Even a horselover can get tired of mooning over a horse she doesn't own and can't ride, so eventually, I'd tire of the barn and then, there wasn't a whole lot to do. So I'd end up behind my Dad's rocker and when his chair would rock back close to me, I'd whisper in his ear, "When are we going home?"
He'd ignore me, or say, "Soon." But it was never soon enough once boredom had set in. I had no interest in whatever they were talking about.
My great-grandmother, Grammie, used to live there. She had diabetes very badly and I can remember her legs up on a footstool and her toenails were very black. Eventually, she was placed into a nursing home because the doctors kept cutting off her legs until she only had a torso. On the day she died, my Dad took me with him to the nursing home and while he sat and watched at her bedside (my Dad loved and honored his grandmother very much), I ran and jumped and played on the rocks in the fields out back, not realizing the morbidity of the day.
My grampa also used to live there, not in the house, but in a little "camp" across the road. Grampa was dirt poor. His camp was so small, it had room for just an ancient, iron, double bed and a wood cookstove and a table to sit at. The sheets were so dirty, I wondered if anyone ever washed them for him. Grampa smoked a pipe and I can still smell that wonderful odor in his camp, and hear the ticking of the clock. Always, the ticking of the clock.
One day, Grampa went out and chopped a lot of firewood, and had a cerebral hemmorage. They took him to the hospital and Dad went to there to be with his father. I was about ten years old and stayed home. Looking for something to do, and very upset about what was happening with my dear Grampa, I took to sliding on my sled from off the snowbanks into the road. One time, I almost was run over by a car for I wasn't paying attention, I was crying over Grampa.
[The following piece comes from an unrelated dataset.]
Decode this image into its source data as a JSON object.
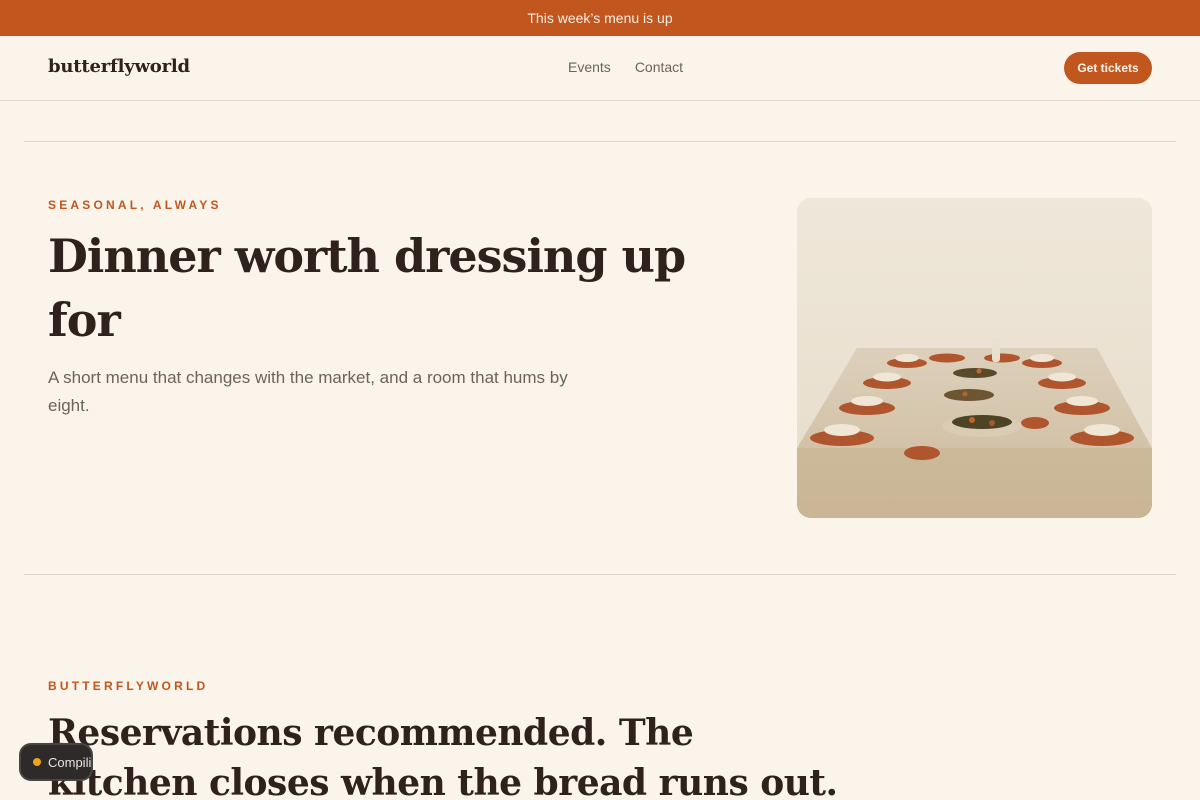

Grampa was something special. He trained horses and he never had any money. He didn't ride horses, he trained them for pulling wagons and sleds. He was very good at it. He had a great sense of humor, too and loved to play tricks on me. How I loved that old guy! When he came to our house for dinner, my sister and I would sit up straight and keep our hands folded in front of us, on the table, until it was time to eat. That was considered good Yankee manners.
Did you ever hear the phrase: "Go to bed when it's dark under the table?" That was how I was raised, as a small child, being told to go to bed when it was dark under the table. In the winter, this was very early!
We were pretty poor growing up, too, and had an outhouse way out back. I was afraid of the dark at that time and hated going out there to do nature's calling. I don't remember that we kept any pots in the house, either, so you either went way out there or you didn't go. When I was about 12, my Dad added a real bathroom onto the little house, and I nailed the seat shut on the outhouse and made it a clubhouse for me and the kids up the road, for our "Horse Club."
How thankful am I to have the sort of childhood I had. Oh, there were some sad moments, like when my folks broke up and divorced and I had to split each holiday in half, spending the mornings of Christmas with my Dad, then feeling guilty about leaving him alone as I went to my Mom's for the rest of the day. But, by and large, I had mostly happy times and good memories and found strong principles instilled in me to this day. I grew up cherishing the old ways and country life.
And that's just fine by me!